=== SUPPLIED ENTRIES ===
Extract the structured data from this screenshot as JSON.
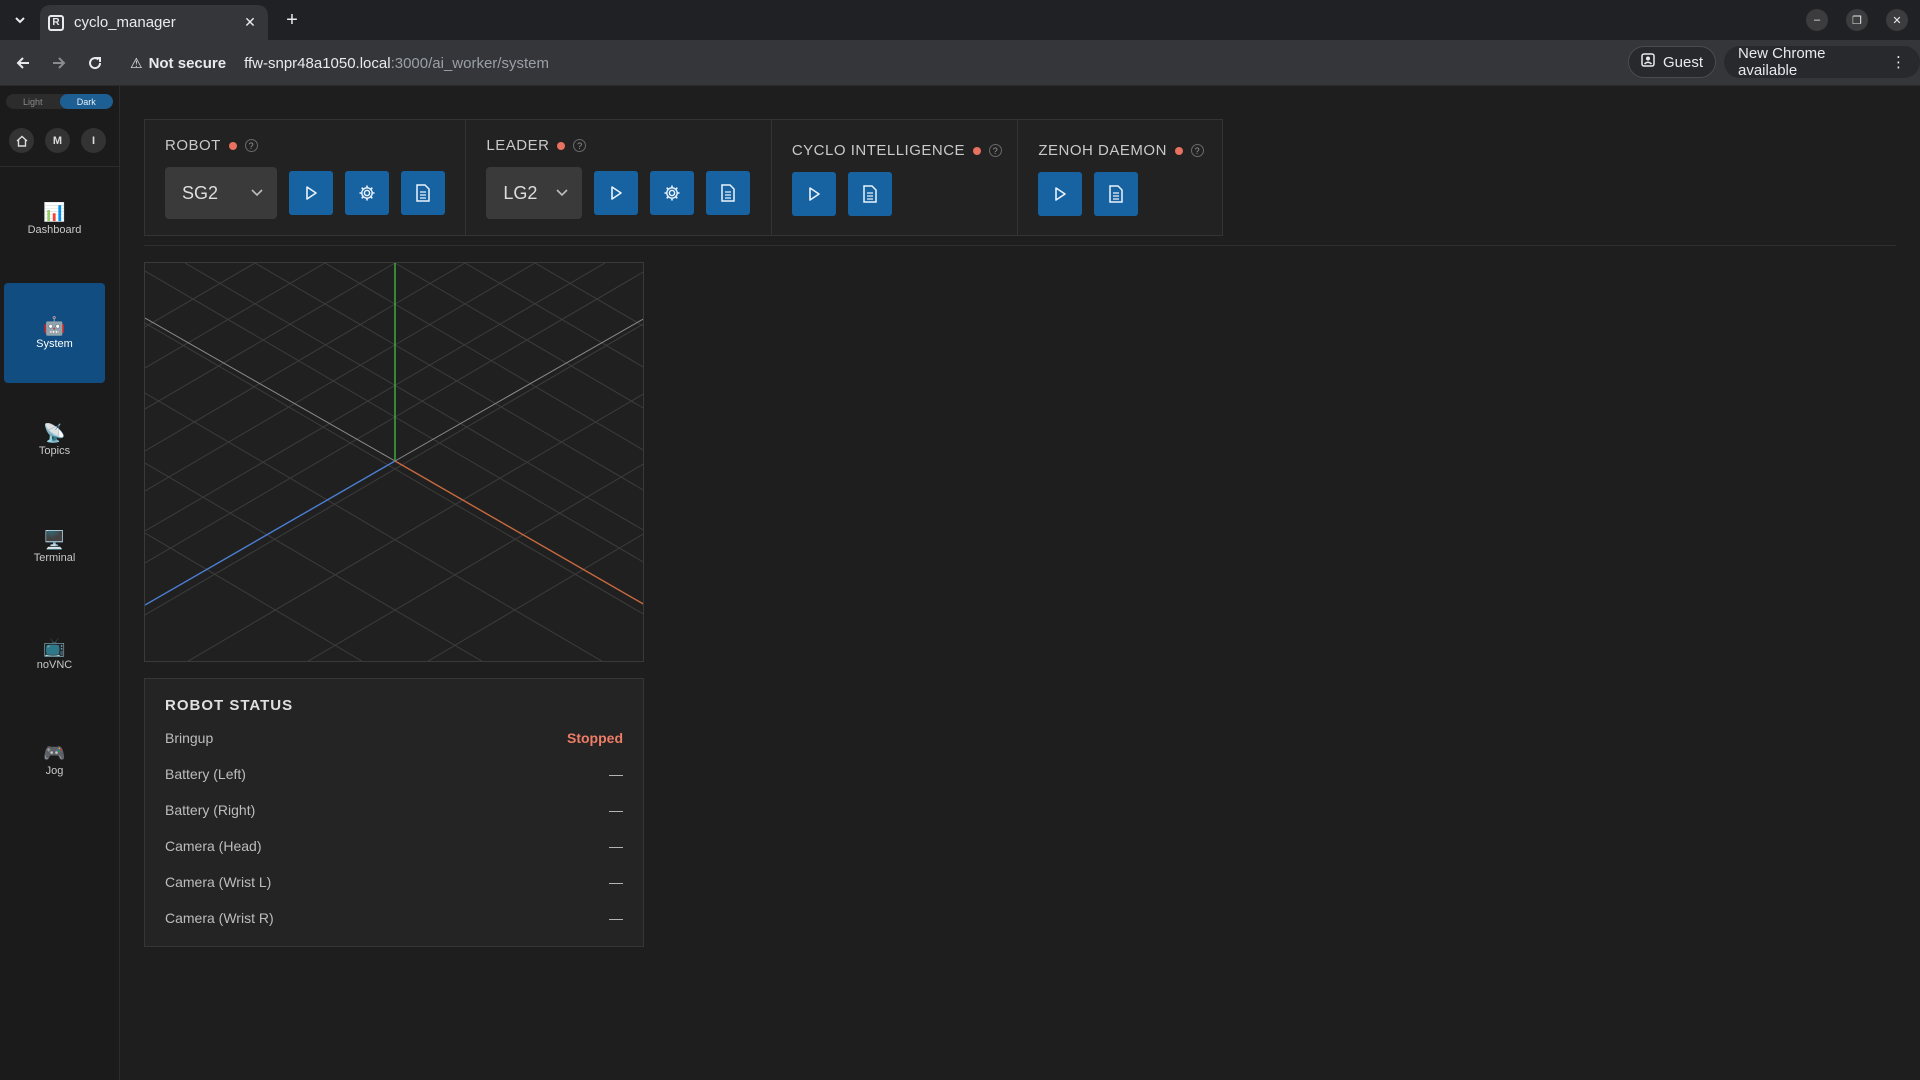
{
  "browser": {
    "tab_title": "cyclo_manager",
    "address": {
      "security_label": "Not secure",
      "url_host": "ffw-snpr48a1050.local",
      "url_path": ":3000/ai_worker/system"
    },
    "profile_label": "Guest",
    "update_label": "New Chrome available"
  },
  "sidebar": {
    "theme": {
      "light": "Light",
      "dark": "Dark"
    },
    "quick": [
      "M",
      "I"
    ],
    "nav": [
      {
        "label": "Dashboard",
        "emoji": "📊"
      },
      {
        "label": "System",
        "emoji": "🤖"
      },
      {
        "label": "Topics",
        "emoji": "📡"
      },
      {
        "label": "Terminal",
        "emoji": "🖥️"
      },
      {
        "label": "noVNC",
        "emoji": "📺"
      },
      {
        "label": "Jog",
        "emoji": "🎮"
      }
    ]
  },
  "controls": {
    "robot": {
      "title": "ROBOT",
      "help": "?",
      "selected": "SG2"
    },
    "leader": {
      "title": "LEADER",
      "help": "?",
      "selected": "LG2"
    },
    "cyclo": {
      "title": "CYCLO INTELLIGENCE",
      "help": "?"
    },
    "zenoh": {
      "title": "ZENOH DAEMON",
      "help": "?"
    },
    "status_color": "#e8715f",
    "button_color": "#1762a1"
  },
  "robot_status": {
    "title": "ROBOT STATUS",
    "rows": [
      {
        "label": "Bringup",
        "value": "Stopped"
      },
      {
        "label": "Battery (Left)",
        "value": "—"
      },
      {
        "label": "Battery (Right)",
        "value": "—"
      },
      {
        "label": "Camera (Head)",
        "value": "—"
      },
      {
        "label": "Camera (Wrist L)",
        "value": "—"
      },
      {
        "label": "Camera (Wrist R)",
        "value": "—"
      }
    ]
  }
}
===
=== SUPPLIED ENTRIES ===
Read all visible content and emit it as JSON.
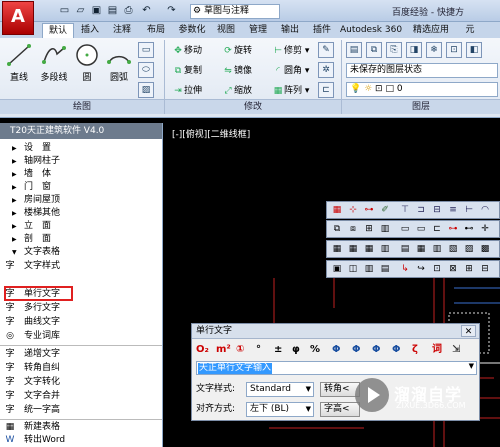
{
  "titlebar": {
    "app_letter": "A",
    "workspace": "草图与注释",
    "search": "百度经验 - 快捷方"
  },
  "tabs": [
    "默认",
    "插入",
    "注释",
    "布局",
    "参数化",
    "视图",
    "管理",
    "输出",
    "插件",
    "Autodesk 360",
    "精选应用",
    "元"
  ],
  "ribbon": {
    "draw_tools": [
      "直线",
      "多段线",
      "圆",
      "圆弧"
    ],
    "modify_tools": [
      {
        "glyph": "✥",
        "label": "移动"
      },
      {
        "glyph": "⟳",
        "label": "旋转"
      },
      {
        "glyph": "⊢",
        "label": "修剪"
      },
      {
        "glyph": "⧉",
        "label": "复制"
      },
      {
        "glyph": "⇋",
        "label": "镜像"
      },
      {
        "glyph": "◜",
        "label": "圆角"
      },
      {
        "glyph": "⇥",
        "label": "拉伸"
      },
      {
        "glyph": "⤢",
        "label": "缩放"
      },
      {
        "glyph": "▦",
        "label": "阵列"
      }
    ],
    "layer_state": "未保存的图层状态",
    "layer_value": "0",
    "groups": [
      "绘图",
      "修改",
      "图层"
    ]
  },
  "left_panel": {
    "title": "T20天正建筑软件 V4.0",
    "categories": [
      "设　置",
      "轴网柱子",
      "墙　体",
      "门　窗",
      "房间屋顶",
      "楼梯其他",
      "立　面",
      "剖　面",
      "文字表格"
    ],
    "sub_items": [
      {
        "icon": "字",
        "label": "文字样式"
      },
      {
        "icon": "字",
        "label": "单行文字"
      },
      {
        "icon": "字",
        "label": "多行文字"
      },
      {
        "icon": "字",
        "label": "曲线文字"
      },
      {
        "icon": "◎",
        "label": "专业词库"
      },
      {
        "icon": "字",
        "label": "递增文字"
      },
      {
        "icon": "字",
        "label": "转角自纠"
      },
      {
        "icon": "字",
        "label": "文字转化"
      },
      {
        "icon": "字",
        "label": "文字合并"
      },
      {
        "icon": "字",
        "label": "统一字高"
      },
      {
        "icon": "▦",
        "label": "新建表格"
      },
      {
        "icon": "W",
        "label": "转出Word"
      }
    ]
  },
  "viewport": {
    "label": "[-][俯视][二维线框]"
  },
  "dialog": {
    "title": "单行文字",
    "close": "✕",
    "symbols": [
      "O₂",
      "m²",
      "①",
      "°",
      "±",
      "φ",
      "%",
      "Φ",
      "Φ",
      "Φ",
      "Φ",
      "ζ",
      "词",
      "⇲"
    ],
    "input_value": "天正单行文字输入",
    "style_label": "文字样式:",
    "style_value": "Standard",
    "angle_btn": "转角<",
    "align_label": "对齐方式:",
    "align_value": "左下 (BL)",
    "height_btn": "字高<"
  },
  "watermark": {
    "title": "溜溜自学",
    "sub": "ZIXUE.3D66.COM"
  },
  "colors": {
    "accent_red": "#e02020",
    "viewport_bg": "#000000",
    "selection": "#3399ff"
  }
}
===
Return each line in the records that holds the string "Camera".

__WRITTEN RESPONSE__
        "label": "Camera (Head)",
        "label": "Camera (Wrist L)",
        "label": "Camera (Wrist R)",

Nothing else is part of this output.